The amendment has been invoked in this way only three times before, and coincidentally, each time has involved presidential colons.
The 25th Amendment of the Constitution was passed in 1967 after fears about presidential succession after President John F. Kennedy's assassination. The first two sections deal with presidents and vice presidents resigning, dying, or being generally removed from office, and these sections were invoked in order to elevate Gerald R. Ford to the presidency after Richard Nixon resigned in 1974.
The second two sections of the amendment deal specifically with what to do with a president who is unfit to serve, and it is these sections Trump has to worry about. If he is removed under these sections, he would be joining a small list of presidents who all had their powers temporarily removed due to doctors operating on their colons.
The first time this happened was on July 13, 1985, when President Ronald Reagan sent a letter directing then-Vice President George H.W. Bush to perform his duties while the president underwent a surgery to remove cancerous polyps from his colon. Bush was acting president from 11:28 a.m. when Reagan was given general anesthesia to 7:22 p.m. when Reagan sent another letter to members of the Senate and resumed his powers.

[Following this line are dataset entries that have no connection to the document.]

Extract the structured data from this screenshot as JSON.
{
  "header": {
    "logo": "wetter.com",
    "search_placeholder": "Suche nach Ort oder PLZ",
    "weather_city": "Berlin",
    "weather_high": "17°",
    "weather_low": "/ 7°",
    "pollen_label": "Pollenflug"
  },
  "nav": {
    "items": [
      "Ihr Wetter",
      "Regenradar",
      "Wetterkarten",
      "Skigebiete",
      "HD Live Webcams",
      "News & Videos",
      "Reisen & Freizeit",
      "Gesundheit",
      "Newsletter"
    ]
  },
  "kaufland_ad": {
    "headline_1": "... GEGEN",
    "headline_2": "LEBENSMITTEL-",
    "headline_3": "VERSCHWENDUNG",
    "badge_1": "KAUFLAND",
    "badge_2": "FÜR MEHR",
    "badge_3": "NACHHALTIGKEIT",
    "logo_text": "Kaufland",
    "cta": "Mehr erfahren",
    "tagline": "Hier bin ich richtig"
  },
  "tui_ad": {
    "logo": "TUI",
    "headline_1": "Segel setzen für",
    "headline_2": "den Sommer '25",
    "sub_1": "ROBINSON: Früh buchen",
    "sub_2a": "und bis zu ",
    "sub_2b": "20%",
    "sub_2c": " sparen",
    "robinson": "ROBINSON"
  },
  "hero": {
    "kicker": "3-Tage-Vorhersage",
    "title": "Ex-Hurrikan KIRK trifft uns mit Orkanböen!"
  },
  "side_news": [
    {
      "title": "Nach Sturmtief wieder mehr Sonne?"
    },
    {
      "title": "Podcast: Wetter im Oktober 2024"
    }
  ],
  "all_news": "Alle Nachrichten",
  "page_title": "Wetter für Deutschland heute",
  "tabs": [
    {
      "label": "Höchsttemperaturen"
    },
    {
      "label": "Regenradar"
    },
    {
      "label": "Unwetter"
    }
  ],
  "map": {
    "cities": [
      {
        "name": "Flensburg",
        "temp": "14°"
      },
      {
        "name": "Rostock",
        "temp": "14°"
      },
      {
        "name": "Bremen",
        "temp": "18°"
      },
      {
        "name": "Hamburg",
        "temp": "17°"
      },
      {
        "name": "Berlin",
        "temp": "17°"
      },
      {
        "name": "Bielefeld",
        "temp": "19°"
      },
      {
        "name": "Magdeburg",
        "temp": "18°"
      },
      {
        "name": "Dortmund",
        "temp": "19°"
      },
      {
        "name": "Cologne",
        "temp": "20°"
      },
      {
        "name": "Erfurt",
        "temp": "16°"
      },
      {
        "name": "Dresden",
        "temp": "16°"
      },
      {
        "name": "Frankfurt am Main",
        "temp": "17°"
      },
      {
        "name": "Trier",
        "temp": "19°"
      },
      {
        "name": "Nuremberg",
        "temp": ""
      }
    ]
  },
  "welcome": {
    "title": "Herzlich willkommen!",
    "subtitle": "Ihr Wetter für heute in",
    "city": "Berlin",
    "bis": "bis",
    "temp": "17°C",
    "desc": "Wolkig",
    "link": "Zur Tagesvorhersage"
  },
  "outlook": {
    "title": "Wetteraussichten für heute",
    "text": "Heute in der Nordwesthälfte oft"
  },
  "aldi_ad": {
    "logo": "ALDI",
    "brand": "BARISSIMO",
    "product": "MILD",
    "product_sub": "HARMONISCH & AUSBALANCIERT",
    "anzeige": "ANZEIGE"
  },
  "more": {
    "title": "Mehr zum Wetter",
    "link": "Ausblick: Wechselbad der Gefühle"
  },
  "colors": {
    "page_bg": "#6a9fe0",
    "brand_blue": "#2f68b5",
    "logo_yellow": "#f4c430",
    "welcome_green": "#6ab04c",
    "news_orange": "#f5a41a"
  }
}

President George W. Bush had not one, but two instances in which he was deemed "unable" to perform the duties of the president during his two-term tenure.
The first case occurred on June 29, 2002 when he invoked the 25th Amendment and allowed Vice President Dick Cheney to act as president on his behalf for two hours and five minutes. The second one took place five years later on June 21, 2007, when Bush again named Cheney acting president for two hours and 15 minutes. In both cases, Bush, like Reagan, had undergone colon-related procedures, but his were of a much more benign nature — they were routine colonoscopies.